3 Facts About The Modem
- “Modem” is an abbreviation of the device’s function, which is to act as a modulator-demodulator for data signals traversing analog and digital networks.
- As the product evolved, the transfer speeds increased not only because of the actual transfer rate, but also because of the protocols used to transfer data. Eventually data compression was used which helped move data faster while not having to increase the bit/s rate.
- The modulator-demodulator was initially used by news agencies to send data faster. Over time it served the United States during the Cold War, and eventually became a household item as computers and the Internet became more popular among society.
- The earliest form of a modem in its true sense was created in the 1920’s.
- While the concept for the modem had been around since the 1920’s, the first modem made specifically for personal computers was invented by Dale Heatherington and Dennis Hayes.
- Original Use
- The modem has always been used to convert analog data into a digital format, and vice versa.
- Different brands and types of modems have been sold throughout the years at varying costs.
The earliest types of modems have been around since the 1920’s. Back then the main function of a modem was to transmit data types across dedicated telephone lines, mostly used for and by news agencies. Data could be created at one location using a paper punch, transmitted across telephone wires to another location, and printed at that location for the users to view. This was the earliest form of “instant messaging”.
The technology behind modems became more advanced in the 1940’s when the United States Air Force determined the modem could be useful in transmitting information during the Cold War. Large quantities of radar images and other data needed to be exchanged across different locations around the globe for the United States to monitor Soviet activity, and work at the Air Force Cambridge Research Center worked to develop a modulator-demodulator as a solution.
By the 1950’s there were modulator-demodulator capabilities at most strategic military locations, including bases and radar stations.
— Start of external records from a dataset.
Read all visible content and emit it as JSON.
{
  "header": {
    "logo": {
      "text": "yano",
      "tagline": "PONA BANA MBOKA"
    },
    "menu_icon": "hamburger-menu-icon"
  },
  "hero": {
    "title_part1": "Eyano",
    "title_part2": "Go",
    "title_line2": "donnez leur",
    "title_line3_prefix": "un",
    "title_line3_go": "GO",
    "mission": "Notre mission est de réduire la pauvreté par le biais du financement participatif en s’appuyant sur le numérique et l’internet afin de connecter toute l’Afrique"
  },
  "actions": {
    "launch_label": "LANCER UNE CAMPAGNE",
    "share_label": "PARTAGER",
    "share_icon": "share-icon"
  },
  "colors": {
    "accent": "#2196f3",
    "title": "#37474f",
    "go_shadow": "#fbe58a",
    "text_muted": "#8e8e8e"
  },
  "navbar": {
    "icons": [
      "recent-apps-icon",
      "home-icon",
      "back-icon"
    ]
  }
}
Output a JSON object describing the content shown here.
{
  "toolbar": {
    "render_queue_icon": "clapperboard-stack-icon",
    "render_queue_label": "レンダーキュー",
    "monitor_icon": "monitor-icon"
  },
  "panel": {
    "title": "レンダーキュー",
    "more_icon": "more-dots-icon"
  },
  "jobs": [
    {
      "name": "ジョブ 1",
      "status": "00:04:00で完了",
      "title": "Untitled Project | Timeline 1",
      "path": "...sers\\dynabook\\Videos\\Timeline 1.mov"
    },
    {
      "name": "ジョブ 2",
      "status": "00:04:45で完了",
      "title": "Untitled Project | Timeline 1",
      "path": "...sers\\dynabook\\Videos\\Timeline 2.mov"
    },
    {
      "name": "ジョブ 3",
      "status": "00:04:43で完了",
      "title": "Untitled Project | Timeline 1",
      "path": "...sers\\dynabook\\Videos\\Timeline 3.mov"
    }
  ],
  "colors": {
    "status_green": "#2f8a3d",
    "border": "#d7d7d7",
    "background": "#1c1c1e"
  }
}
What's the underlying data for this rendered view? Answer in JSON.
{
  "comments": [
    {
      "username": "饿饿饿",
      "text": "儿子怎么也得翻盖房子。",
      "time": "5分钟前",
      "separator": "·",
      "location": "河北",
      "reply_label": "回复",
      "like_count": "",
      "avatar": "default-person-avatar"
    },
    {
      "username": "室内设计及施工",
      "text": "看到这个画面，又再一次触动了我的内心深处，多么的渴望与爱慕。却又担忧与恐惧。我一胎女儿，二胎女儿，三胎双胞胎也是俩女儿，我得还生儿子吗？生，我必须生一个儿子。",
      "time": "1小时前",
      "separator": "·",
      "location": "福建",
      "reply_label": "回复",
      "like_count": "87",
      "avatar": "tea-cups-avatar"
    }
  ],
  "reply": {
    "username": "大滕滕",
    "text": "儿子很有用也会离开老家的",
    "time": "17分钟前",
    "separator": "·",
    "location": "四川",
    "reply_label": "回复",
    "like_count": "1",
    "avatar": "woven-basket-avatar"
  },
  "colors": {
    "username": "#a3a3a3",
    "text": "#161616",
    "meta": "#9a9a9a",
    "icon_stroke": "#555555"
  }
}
By 1959 the first commercial use modem was available in the Bell 101 modem (of Bell Laboratories, a division of AT&T), which offered 110 bit/s (bits per second).
Just three years later in 1962 the Bell 103 type was offering full form models with speeds of 300 bit/s, nearly three times the previous model. The Bell 103 modem became the standard, and non-AT&T models were also producing full form modems to transmit data.
Fast forward to the nineties and that speed grew exponentially from 300 bit/s to 56k, or 56kbit/s. In addition to speeds of 56k different types of protocols were used to compress the data being sent without needing to increase to speed, which transmitted data even faster. Eventually the modulator-demodulator was used to allow dial-up Internet connections to personal computers at home.
How It Worked
Since a modem is a modulator-demodulator, that’s exactly what it does. Computers use digital data signals, and the telephone lines that data travels along uses analog data signals. The device “translates” those signals from computer A to the wire, then at the end of that wire when the data reaches computer B. Modulation alters the waves of data, either by changing the wave’s size or frequency.
Modem: Historical Significance
The device is crucial to the history of civilization over the past century or so. Starting in the 1920’s the modem helped societies transfer news at greater speeds than possible before. In the 1940’s and all throughout the Cold War the modem helped the United States disseminate valuable intelligence and information across military bases, intelligence agencies, and radar sites at breakneck speeds.
By the 1990’s with the release of AT&T’s Bell 103 data signals were being transferred at 56k speeds from computer to computer. Without this device there’s no telling how data would be transferred today, at what speeds, and what other inventions and services would not have been created or discovered if the modem hadn’t helped make data readily available.